Kinect’s launch has come and gone and we’re here to deliver our impressions of Microsoft’s new device. We already gave you an overview of the system, but now its time to go into more detail after spending some time with it.
After taking Kinect out of its box, I was impressed by the solid construction of the device. It is housed in a hard plastic and features a weighted base to keep itself in place. The one fragile point is the pivot which allows the camera to move up and down or side to side. It shouldn’t be a big problem as long as you don’t apply unnecessary force; for normal use it is solid enough.
Setting up Kinect was a fairly simple process. After plugging in the device and starting up the Xbox, I was prompted to download an update for Kinect. After doing so, the Kinect software took over the reigns. There wasn’t much to it, for the most part you just need to sit back and let the Kinect sensor run a few tests in regards to its surroundings. You will be prompted to participate here and there and when it comes to setting up Kinect ID (so Kinect can recognize you on sight) you will need to go through a process where you stand in various positions, but even this doesn’t take too long. Within five to ten minutes you should be up and running.
The first thing I noticed after getting Kinect all set up is just how smooth and responsive the system is. In short – Kinect works. The camera does a good job of tracking your motions in real time, and while there is a slight delay, it is nearly imperceptible most of the time. It was a little tricky to get the hang of the motion control at first, but it soon became second nature.
So far, I’ve tried three games with Kinect: Dance Central, Kinectimals and Kinect Adventures. The worst of that lot is Kinect Adventures. Kinect Adventures is essentially a mini-game collection aimed at a casual audience. The mini-games can be fun, but of the three, Kinect Adventures is the only one where the input delay became readily apparent.
Dance Central, widely considered to be the best of the Kinect launch titles, is indeed a riot. It’s the game I’ve spent the most time with and I’m having a lot of fun with it. If you don’t mind looking like a bit of an idiot, you’ll undoubtedly enjoy it too. The game allows you to check out the individual dance moves that go into a song routine and practice them one at a time before it challenges you to do them in succession. Once you feel you’ve got the moves down you can choose to perform the song and dance through it in its entirety.
Kinectimals is perhaps the most surprising of the bunch. I thought the game looked pretty humorous, but I expected it to be more of a gimmick than a real game.
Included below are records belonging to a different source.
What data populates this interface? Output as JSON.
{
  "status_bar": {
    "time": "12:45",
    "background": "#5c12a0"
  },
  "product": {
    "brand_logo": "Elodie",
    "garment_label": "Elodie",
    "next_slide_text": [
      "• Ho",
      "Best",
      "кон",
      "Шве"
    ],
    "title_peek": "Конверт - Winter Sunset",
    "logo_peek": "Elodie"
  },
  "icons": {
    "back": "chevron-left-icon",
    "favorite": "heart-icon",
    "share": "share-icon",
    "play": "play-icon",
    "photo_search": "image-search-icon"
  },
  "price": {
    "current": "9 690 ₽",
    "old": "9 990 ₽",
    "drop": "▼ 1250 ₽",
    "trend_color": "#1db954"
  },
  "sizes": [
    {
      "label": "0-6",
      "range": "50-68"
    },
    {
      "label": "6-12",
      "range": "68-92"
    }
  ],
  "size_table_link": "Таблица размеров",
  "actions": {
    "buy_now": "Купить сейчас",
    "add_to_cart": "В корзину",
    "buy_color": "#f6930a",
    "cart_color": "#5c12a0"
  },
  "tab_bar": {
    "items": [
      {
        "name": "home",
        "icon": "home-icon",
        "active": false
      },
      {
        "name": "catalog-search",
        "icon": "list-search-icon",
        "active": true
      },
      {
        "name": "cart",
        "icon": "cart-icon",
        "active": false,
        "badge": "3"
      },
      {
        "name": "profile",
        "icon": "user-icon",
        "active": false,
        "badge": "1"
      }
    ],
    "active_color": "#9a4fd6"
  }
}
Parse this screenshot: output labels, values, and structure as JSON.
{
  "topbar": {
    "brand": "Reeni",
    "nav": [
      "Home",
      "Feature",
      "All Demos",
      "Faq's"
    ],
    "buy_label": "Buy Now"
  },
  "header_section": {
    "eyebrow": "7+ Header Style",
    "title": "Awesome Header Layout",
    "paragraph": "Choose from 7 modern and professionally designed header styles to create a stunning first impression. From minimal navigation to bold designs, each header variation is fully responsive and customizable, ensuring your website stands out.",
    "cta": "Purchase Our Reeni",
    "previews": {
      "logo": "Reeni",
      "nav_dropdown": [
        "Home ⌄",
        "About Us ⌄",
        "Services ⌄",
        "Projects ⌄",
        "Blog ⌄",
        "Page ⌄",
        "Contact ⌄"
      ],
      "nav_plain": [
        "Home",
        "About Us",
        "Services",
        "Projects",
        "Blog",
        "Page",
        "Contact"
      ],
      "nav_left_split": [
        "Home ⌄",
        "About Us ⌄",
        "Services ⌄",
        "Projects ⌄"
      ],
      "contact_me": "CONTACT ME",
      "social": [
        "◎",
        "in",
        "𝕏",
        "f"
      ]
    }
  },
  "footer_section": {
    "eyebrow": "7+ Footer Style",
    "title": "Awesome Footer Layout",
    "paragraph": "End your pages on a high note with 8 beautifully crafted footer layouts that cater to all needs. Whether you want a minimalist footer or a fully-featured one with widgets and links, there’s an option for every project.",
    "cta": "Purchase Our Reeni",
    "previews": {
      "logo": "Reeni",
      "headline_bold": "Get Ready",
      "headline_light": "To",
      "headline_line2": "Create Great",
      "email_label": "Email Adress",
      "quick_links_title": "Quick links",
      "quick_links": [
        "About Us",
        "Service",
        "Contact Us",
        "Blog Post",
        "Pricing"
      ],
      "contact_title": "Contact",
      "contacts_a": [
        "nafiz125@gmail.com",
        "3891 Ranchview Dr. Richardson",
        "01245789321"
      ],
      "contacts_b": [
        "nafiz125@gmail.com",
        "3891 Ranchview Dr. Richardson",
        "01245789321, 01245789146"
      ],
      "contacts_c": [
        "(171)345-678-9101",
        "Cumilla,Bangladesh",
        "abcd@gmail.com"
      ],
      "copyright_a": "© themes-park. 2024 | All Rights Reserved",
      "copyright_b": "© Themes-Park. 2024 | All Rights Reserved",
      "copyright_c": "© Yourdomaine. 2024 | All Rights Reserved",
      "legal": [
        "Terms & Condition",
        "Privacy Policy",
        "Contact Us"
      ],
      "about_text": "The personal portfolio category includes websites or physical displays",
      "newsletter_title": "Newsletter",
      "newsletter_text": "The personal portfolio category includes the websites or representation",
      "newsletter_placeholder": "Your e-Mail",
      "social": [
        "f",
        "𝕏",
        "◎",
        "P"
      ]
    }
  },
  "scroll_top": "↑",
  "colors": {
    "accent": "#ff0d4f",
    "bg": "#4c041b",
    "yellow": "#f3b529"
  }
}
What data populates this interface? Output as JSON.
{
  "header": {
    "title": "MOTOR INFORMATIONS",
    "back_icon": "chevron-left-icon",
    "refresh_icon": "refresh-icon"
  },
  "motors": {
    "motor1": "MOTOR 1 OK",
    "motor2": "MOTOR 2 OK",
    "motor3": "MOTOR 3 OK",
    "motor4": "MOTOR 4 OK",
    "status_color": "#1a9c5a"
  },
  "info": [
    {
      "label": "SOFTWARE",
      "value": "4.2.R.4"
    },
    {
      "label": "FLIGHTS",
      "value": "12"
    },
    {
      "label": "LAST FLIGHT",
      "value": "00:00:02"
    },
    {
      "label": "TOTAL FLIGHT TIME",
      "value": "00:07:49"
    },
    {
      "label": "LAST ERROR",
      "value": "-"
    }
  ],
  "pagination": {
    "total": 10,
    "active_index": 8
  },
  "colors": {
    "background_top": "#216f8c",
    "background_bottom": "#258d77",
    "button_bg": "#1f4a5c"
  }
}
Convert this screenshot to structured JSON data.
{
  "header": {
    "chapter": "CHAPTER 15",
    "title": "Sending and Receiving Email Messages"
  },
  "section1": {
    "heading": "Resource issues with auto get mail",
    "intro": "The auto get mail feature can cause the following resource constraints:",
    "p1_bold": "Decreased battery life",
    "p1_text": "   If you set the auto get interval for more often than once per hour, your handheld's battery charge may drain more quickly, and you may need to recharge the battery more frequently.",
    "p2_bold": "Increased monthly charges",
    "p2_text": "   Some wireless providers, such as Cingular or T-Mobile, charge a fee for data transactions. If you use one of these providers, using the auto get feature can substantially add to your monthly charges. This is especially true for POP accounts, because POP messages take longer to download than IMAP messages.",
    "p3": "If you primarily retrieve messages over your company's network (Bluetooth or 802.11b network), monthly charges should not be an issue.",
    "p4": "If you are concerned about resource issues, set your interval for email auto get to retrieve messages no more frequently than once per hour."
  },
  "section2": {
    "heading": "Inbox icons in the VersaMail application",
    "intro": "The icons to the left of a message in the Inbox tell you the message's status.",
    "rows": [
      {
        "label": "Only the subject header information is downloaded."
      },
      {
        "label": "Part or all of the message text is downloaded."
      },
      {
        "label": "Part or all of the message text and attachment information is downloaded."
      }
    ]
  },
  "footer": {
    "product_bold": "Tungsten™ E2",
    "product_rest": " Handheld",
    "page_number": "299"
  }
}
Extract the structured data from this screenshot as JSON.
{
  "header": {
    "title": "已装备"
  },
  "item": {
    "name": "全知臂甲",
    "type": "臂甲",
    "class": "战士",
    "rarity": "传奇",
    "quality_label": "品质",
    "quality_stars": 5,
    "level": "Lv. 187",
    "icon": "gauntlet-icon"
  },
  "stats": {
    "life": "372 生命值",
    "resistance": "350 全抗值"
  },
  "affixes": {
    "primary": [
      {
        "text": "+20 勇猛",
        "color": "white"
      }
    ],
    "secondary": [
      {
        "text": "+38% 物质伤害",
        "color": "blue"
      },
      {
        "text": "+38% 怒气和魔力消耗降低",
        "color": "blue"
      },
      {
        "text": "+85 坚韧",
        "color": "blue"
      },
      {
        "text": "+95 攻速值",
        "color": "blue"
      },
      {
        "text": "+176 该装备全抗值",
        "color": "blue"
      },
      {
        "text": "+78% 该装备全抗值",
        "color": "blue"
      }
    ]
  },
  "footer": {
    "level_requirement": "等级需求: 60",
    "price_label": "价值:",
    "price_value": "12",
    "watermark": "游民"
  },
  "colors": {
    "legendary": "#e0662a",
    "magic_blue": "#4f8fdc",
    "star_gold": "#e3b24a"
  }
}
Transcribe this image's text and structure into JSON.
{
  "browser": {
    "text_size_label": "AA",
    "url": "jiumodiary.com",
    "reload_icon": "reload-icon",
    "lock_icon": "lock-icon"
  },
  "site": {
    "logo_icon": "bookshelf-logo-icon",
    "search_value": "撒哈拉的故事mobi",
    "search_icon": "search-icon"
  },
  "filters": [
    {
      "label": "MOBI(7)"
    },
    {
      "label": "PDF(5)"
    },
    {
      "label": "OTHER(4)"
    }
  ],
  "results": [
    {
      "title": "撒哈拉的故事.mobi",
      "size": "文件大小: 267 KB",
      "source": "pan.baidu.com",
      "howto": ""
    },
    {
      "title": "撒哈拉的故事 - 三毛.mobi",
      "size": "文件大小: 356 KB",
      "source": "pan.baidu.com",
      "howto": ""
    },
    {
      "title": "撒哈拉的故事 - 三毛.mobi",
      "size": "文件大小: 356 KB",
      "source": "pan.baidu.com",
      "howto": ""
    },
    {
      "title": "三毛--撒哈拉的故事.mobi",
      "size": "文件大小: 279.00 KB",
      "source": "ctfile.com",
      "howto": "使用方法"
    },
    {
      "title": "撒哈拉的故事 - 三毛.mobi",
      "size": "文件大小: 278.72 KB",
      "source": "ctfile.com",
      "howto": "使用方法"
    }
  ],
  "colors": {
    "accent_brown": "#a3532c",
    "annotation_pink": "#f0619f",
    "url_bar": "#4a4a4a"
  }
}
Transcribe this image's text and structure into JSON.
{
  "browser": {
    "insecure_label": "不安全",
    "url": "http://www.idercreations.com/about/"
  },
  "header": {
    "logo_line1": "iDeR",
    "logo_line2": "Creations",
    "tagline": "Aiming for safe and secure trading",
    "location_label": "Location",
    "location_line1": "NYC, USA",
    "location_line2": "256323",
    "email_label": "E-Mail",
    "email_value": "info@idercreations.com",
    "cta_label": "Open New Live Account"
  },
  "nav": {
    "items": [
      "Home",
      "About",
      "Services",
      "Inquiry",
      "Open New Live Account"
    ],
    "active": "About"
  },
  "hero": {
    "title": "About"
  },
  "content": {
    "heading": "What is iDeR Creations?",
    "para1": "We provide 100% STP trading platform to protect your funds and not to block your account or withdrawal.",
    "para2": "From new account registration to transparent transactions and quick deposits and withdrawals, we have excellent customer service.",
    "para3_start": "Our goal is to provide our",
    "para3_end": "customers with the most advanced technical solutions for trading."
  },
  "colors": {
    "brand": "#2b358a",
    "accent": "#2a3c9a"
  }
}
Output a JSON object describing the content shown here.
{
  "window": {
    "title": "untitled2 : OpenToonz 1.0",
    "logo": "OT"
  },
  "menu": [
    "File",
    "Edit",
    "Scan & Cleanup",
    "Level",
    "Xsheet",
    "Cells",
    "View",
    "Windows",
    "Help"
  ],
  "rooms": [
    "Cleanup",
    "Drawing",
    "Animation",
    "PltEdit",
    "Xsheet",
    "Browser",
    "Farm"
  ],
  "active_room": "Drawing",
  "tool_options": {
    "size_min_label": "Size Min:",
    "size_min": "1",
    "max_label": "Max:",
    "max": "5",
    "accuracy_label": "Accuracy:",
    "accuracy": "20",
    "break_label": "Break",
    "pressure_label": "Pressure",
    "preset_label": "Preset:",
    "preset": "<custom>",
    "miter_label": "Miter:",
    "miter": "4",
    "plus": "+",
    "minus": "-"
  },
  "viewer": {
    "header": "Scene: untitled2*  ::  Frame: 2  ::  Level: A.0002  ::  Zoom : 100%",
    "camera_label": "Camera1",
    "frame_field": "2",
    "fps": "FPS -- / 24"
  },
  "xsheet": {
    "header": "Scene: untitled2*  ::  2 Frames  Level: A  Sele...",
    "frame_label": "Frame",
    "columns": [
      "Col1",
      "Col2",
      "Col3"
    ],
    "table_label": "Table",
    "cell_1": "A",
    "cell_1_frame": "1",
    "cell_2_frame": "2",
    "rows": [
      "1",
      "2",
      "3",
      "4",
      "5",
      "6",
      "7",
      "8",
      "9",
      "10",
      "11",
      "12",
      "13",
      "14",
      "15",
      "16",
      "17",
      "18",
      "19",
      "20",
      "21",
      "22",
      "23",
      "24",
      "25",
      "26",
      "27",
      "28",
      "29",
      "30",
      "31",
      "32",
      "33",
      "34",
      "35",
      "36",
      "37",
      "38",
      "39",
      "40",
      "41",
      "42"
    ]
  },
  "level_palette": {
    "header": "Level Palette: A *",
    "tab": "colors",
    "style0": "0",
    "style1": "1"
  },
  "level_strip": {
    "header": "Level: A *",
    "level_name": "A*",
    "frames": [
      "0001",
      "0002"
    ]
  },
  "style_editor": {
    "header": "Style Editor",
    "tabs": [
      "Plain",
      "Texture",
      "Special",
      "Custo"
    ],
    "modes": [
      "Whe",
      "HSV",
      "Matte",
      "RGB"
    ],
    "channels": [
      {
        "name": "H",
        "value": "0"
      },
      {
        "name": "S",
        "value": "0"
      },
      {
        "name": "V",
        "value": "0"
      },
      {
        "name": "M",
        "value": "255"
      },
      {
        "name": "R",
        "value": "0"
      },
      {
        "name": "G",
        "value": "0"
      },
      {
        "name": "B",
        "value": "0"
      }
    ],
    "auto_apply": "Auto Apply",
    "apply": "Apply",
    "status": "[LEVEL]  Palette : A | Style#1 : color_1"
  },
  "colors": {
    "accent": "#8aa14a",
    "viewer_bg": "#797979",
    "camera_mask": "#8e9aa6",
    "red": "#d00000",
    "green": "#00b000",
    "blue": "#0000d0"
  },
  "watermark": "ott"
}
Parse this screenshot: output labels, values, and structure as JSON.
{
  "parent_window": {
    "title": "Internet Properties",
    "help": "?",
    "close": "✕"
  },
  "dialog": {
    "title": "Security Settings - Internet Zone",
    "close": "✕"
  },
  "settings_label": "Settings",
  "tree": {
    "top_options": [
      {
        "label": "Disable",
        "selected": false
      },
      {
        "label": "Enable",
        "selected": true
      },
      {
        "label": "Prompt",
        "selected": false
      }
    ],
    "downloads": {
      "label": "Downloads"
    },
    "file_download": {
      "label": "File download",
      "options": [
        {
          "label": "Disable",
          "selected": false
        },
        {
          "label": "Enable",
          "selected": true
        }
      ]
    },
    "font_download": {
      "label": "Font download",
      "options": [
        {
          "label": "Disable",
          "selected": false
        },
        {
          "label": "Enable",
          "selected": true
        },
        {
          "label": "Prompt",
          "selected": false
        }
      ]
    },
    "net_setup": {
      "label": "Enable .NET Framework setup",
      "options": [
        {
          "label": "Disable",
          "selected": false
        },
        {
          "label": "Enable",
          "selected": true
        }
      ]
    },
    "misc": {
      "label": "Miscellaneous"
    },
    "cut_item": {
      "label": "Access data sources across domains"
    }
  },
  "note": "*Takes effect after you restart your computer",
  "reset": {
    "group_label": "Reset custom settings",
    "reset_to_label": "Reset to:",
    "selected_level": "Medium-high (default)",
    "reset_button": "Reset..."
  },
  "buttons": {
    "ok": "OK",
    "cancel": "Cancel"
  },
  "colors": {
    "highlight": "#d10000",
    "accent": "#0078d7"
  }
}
Fortunately, I was quite wrong. Kinectimals is more than a virtual pet simulator and is proving to be more of a gamer’s game than I think most were expecting.
The other big feature with Kinect is the ability to navigate and control your Xbox 360 by using gestures and voice commands instead of a controller. This functionality works extremely well and several dashboard apps have been updated to utilize it. ESPN, Zune and Last.fm can all be controlled using Kinect. Check out the video below for a brief demonstration of this functionality.
This is all sounding pretty good, right? Well, for the most part it is, but Kinect isn’t without its faults. For instance, I was very disappointed to see that you can’t use Kinect with the normal 360 dashboard; you have to use the special Kinect Hub, which is essentially a stripped down version of the dash. This is probably my biggest complaint with the system so far. Also, while many of the apps on the 360 work with Kinect, one key app doesn’t: NetFlix. It is possible that MS will release an update for the NetFlix app to address this issue, but until that happens, this will continue to be an obvious oversight.
Other problems with Kinect are the somewhat limited voice commands. What’s there is great, but there are some rather confusing omissions. For instance, you can only open the disc tray by voice if it is empty; it would be nice to have that command available at all times with the possible exception of during gameplay. Another sore spot is the lack of shutdown and activation commands. Sure it could be problematic if your roommate is a jerk and shouts “Xbox, shutdown” while you’re playing a game, but having to reach for a controller to turn the system off after playing hands-free all night is just awkward.
The one other thing to note about Kinect is that if you hold your hand in front of your body, but not out far enough, the sensor can lose track of it. I haven’t found this to be a problem during gameplay, but it has happened once or twice while navigating the menu system. Granted, this point is a little lame as it mostly boils down to me being too lazy to hold my hand out, but it may be something you come across as well.
In spite of the problems mentioned above, I have actually been very impressed with Kinect. The system works and doesn’t seem to suffer from any of the problems the press had mentioned leading up to launch. Changes in lighting don’t cause problems, background sound doesn’t trip it up and even other people or pets moving around you during play don’t pose much of a problem unless someone is deliberately trying to mess it up by jumping around in front of you.
With Kinect, Microsoft has delivered. It’s now up to game developers to create quality experiences, not gimmicks, based on Kinect’s abilities. We’ve seen some of both with the launch titles, but games like Kinectimals and Dance Central have proven the technology and that, if used in the right way, Kinect can deliver gaming experiences that aren’t possible with a standard controller.